Aspirus | Aspire | Winter 2019

ASPIRE is a free magazine published by Aspirus and is intended to provide health information to the people living in Wisconsin and Upper Michigan. Aspirus is proud to offer this publication as a resource to you and your family. This publication is also available online at . Information in this publication is not intended to replace medical advice, nor is it for self-diagnosis. Individuals should speak with their primary care provider or other health care professionals regarding medical concerns. Models may be used in photos and illustrations. 2019 © Coffey Communications, Inc. All rights reserved. 2 aspire Winter 2019 IT’S NOT TOO LATE! Get your flu shot With very few exceptions, everyone 6months and older should get a flu vaccination each year, according to the Centers for Disease Control and Prevention. Because flu viruses are always changing, new vaccines must be designed annually. That’s why you need a new flu shot every year.
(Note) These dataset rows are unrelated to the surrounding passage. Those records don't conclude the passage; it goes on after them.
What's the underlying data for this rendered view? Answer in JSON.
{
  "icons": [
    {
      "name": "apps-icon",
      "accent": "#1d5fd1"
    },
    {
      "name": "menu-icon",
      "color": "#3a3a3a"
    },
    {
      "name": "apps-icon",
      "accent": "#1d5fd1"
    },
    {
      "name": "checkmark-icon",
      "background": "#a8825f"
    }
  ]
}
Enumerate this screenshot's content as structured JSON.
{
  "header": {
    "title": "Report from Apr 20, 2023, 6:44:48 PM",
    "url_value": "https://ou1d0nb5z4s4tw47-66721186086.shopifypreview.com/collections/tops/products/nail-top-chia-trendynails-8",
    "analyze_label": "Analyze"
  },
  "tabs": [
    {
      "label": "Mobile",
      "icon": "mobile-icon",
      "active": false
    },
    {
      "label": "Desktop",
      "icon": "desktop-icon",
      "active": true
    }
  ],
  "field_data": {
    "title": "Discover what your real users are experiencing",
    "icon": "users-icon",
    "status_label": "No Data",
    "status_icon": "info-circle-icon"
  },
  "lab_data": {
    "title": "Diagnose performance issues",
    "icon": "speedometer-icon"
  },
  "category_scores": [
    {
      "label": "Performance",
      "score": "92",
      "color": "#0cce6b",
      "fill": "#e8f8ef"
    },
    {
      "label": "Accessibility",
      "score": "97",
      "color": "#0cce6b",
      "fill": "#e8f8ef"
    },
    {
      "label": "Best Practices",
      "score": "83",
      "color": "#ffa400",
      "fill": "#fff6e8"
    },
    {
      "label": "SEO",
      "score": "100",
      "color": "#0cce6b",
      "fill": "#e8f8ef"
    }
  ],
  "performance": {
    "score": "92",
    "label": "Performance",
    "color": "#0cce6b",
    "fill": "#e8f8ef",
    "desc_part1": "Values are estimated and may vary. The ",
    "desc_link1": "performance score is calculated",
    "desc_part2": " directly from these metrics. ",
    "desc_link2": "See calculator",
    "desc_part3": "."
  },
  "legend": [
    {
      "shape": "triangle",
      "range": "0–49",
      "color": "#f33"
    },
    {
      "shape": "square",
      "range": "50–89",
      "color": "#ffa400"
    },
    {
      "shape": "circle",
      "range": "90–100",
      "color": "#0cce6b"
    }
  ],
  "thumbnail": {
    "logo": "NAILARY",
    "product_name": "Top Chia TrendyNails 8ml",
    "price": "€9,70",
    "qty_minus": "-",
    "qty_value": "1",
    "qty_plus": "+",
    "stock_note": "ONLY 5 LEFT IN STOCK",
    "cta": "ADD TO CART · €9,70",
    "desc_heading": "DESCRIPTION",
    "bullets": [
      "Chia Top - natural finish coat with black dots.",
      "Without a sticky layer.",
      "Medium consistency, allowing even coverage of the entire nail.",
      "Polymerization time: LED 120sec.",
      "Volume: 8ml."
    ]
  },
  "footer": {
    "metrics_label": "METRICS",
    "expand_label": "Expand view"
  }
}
Also, the flu sometimes leads to serious complications. Protect your family While even healthy people can get very sick from the flu, thosemost at risk for complications that can result in a hospital stay include: w w Young children. w w Older adults. w w Pregnant women. w w People with certain health problems, such as asthma, diabetes or heart disease. When you get vaccinated, you help protect those around you who aremost vulnerable to the flu, including babies too young to get a flu shot. Aspirus offers flu shots to existing patients through their primary care clinic. Please contact your local primary care clinic for details if you haven’t gotten your flu shot yet. COLD WEATHER Have fun with your kids this winter HELPYOURKIDSSTAYHEALTHY—YEAR-ROUND If you need help finding a health care provider for you or your children, go online to or call the Aspirus Customer Contact Center at 800.847.4707 . FINDACLINIC Go online to for clinic contact information. Winter can be long inWisconsin and Michigan, but it can also be fun and a great season to enjoy with your family. Aspirus pediatrician Susan Frangiskakis, MD, reminds parents to “get active, move and go outside. Enjoy this time with your children and set a great example showing a positive attitude about snow.” Many local communities offer free winter sports for children and families like ice skating, curling and programs for children to learn to ski. Winter weather offers plenty of outdoor fun. Here are five tips to help keep your little snow bunnies safe: Susan Frangiskakis, MD SET LIMITS. Set a time limit for how long they can play outside especially when the wind chill factor or temperature is below −15. BUNDLE UP. Kids should wear onemore layer than you would. Thin fabrics are best for layering underneath warm coats, boots, gloves and hats. DON’T NEGLECT SUNSCREEN. Protecting exposed skin fromharmful rays is just as important in winter as in summer. The reflection of the sun’s rays off of snow can actuallymake rays more powerful. DOWINTER SPORTS RIGHT. Skiing, snowboarding, skating and sledding are activities children should never do alone. They should also wear a helmet to prevent head injuries. Don’t let kids sled around cars or into the road, and instruct them to slide feet-first. CHECK FOR SIGNS OF FROSTBITE. Fingers, toes, ears and noses are particularly vulnerable to frostbite. Frostbitten skinmay turn white or pale gray and formblisters. If your child shows signs of frostbite, have himor her come inside to gently warmup. Don’t rub the affected skin, and don’t pop any blisters. If you have questions about health tips for your children in the winter, talk to your child’s primary care provider.